» TASK DIRECTIONS
An exact copy of the records below is required, and it must contain no pictures.

» INPUT RECORDS
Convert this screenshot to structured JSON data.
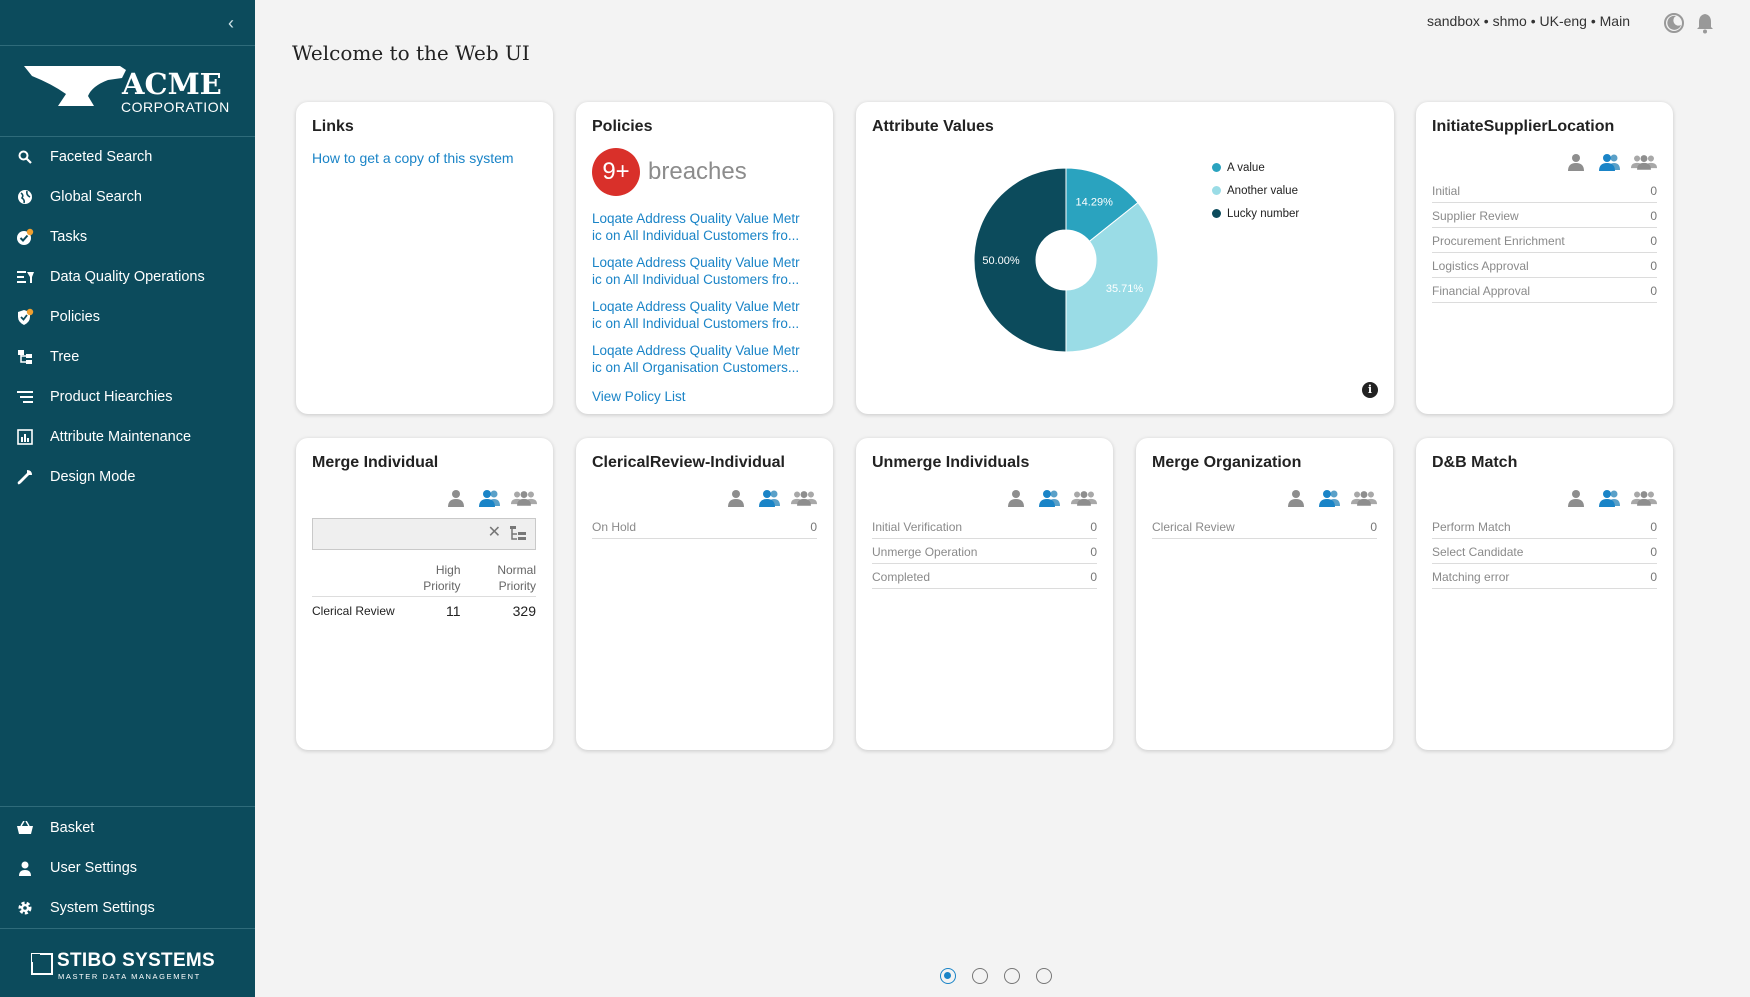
{
  "header": {
    "title": "Welcome to the Web UI",
    "context": "sandbox • shmo • UK-eng • Main"
  },
  "sidebar": {
    "brand_top": "ACME",
    "brand_bottom": "CORPORATION",
    "items": [
      {
        "label": "Faceted Search",
        "icon": "search-icon"
      },
      {
        "label": "Global Search",
        "icon": "globe-icon"
      },
      {
        "label": "Tasks",
        "icon": "tasks-icon"
      },
      {
        "label": "Data Quality Operations",
        "icon": "data-quality-icon"
      },
      {
        "label": "Policies",
        "icon": "policy-shield-icon"
      },
      {
        "label": "Tree",
        "icon": "tree-icon"
      },
      {
        "label": "Product Hiearchies",
        "icon": "hierarchy-icon"
      },
      {
        "label": "Attribute Maintenance",
        "icon": "attribute-icon"
      },
      {
        "label": "Design Mode",
        "icon": "wrench-icon"
      }
    ],
    "bottom_items": [
      {
        "label": "Basket",
        "icon": "basket-icon"
      },
      {
        "label": "User Settings",
        "icon": "user-icon"
      },
      {
        "label": "System Settings",
        "icon": "gear-icon"
      }
    ],
    "footer_brand": "STIBO SYSTEMS",
    "footer_sub": "MASTER DATA MANAGEMENT"
  },
  "cards": {
    "links": {
      "title": "Links",
      "items": [
        "How to get a copy of this system"
      ]
    },
    "policies": {
      "title": "Policies",
      "badge": "9+",
      "badge_label": "breaches",
      "items": [
        "Loqate Address Quality Value Metr\nic on All Individual Customers fro...",
        "Loqate Address Quality Value Metr\nic on All Individual Customers fro...",
        "Loqate Address Quality Value Metr\nic on All Individual Customers fro...",
        "Loqate Address Quality Value Metr\nic on All Organisation Customers..."
      ],
      "view_all": "View Policy List"
    },
    "attribute_values": {
      "title": "Attribute Values"
    },
    "initiate_supplier_location": {
      "title": "InitiateSupplierLocation",
      "states": [
        {
          "label": "Initial",
          "count": "0"
        },
        {
          "label": "Supplier Review",
          "count": "0"
        },
        {
          "label": "Procurement Enrichment",
          "count": "0"
        },
        {
          "label": "Logistics Approval",
          "count": "0"
        },
        {
          "label": "Financial Approval",
          "count": "0"
        }
      ]
    },
    "merge_individual": {
      "title": "Merge Individual",
      "col_high": "High Priority",
      "col_normal": "Normal Priority",
      "rows": [
        {
          "label": "Clerical Review",
          "high": "11",
          "normal": "329"
        }
      ]
    },
    "clerical_review_individual": {
      "title": "ClericalReview-Individual",
      "states": [
        {
          "label": "On Hold",
          "count": "0"
        }
      ]
    },
    "unmerge_individuals": {
      "title": "Unmerge Individuals",
      "states": [
        {
          "label": "Initial Verification",
          "count": "0"
        },
        {
          "label": "Unmerge Operation",
          "count": "0"
        },
        {
          "label": "Completed",
          "count": "0"
        }
      ]
    },
    "merge_organization": {
      "title": "Merge Organization",
      "states": [
        {
          "label": "Clerical Review",
          "count": "0"
        }
      ]
    },
    "dnb_match": {
      "title": "D&B Match",
      "states": [
        {
          "label": "Perform Match",
          "count": "0"
        },
        {
          "label": "Select Candidate",
          "count": "0"
        },
        {
          "label": "Matching error",
          "count": "0"
        }
      ]
    }
  },
  "chart_data": {
    "type": "pie",
    "title": "",
    "categories": [
      "A value",
      "Another value",
      "Lucky number"
    ],
    "values": [
      14.29,
      35.71,
      50.0
    ],
    "labels": [
      "14.29%",
      "35.71%",
      "50.00%"
    ],
    "colors": [
      "#2aa3bf",
      "#9adce6",
      "#0c4b5c"
    ],
    "legend_position": "top-right"
  },
  "pager": {
    "pages": 4,
    "active": 1
  }
}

» SOLUTION FOR THIS TASK
Convert this screenshot to structured JSON data.
{
  "header": {
    "title": "Welcome to the Web UI",
    "context": "sandbox • shmo • UK-eng • Main"
  },
  "sidebar": {
    "brand_top": "ACME",
    "brand_bottom": "CORPORATION",
    "items": [
      {
        "label": "Faceted Search",
        "icon": "search-icon"
      },
      {
        "label": "Global Search",
        "icon": "globe-icon"
      },
      {
        "label": "Tasks",
        "icon": "tasks-icon"
      },
      {
        "label": "Data Quality Operations",
        "icon": "data-quality-icon"
      },
      {
        "label": "Policies",
        "icon": "policy-shield-icon"
      },
      {
        "label": "Tree",
        "icon": "tree-icon"
      },
      {
        "label": "Product Hiearchies",
        "icon": "hierarchy-icon"
      },
      {
        "label": "Attribute Maintenance",
        "icon": "attribute-icon"
      },
      {
        "label": "Design Mode",
        "icon": "wrench-icon"
      }
    ],
    "bottom_items": [
      {
        "label": "Basket",
        "icon": "basket-icon"
      },
      {
        "label": "User Settings",
        "icon": "user-icon"
      },
      {
        "label": "System Settings",
        "icon": "gear-icon"
      }
    ],
    "footer_brand": "STIBO SYSTEMS",
    "footer_sub": "MASTER DATA MANAGEMENT"
  },
  "cards": {
    "links": {
      "title": "Links",
      "items": [
        "How to get a copy of this system"
      ]
    },
    "policies": {
      "title": "Policies",
      "badge": "9+",
      "badge_label": "breaches",
      "items": [
        "Loqate Address Quality Value Metr\nic on All Individual Customers fro...",
        "Loqate Address Quality Value Metr\nic on All Individual Customers fro...",
        "Loqate Address Quality Value Metr\nic on All Individual Customers fro...",
        "Loqate Address Quality Value Metr\nic on All Organisation Customers..."
      ],
      "view_all": "View Policy List"
    },
    "attribute_values": {
      "title": "Attribute Values"
    },
    "initiate_supplier_location": {
      "title": "InitiateSupplierLocation",
      "states": [
        {
          "label": "Initial",
          "count": "0"
        },
        {
          "label": "Supplier Review",
          "count": "0"
        },
        {
          "label": "Procurement Enrichment",
          "count": "0"
        },
        {
          "label": "Logistics Approval",
          "count": "0"
        },
        {
          "label": "Financial Approval",
          "count": "0"
        }
      ]
    },
    "merge_individual": {
      "title": "Merge Individual",
      "col_high": "High Priority",
      "col_normal": "Normal Priority",
      "rows": [
        {
          "label": "Clerical Review",
          "high": "11",
          "normal": "329"
        }
      ]
    },
    "clerical_review_individual": {
      "title": "ClericalReview-Individual",
      "states": [
        {
          "label": "On Hold",
          "count": "0"
        }
      ]
    },
    "unmerge_individuals": {
      "title": "Unmerge Individuals",
      "states": [
        {
          "label": "Initial Verification",
          "count": "0"
        },
        {
          "label": "Unmerge Operation",
          "count": "0"
        },
        {
          "label": "Completed",
          "count": "0"
        }
      ]
    },
    "merge_organization": {
      "title": "Merge Organization",
      "states": [
        {
          "label": "Clerical Review",
          "count": "0"
        }
      ]
    },
    "dnb_match": {
      "title": "D&B Match",
      "states": [
        {
          "label": "Perform Match",
          "count": "0"
        },
        {
          "label": "Select Candidate",
          "count": "0"
        },
        {
          "label": "Matching error",
          "count": "0"
        }
      ]
    }
  },
  "chart_data": {
    "type": "pie",
    "title": "",
    "categories": [
      "A value",
      "Another value",
      "Lucky number"
    ],
    "values": [
      14.29,
      35.71,
      50.0
    ],
    "labels": [
      "14.29%",
      "35.71%",
      "50.00%"
    ],
    "colors": [
      "#2aa3bf",
      "#9adce6",
      "#0c4b5c"
    ],
    "legend_position": "top-right"
  },
  "pager": {
    "pages": 4,
    "active": 1
  }
}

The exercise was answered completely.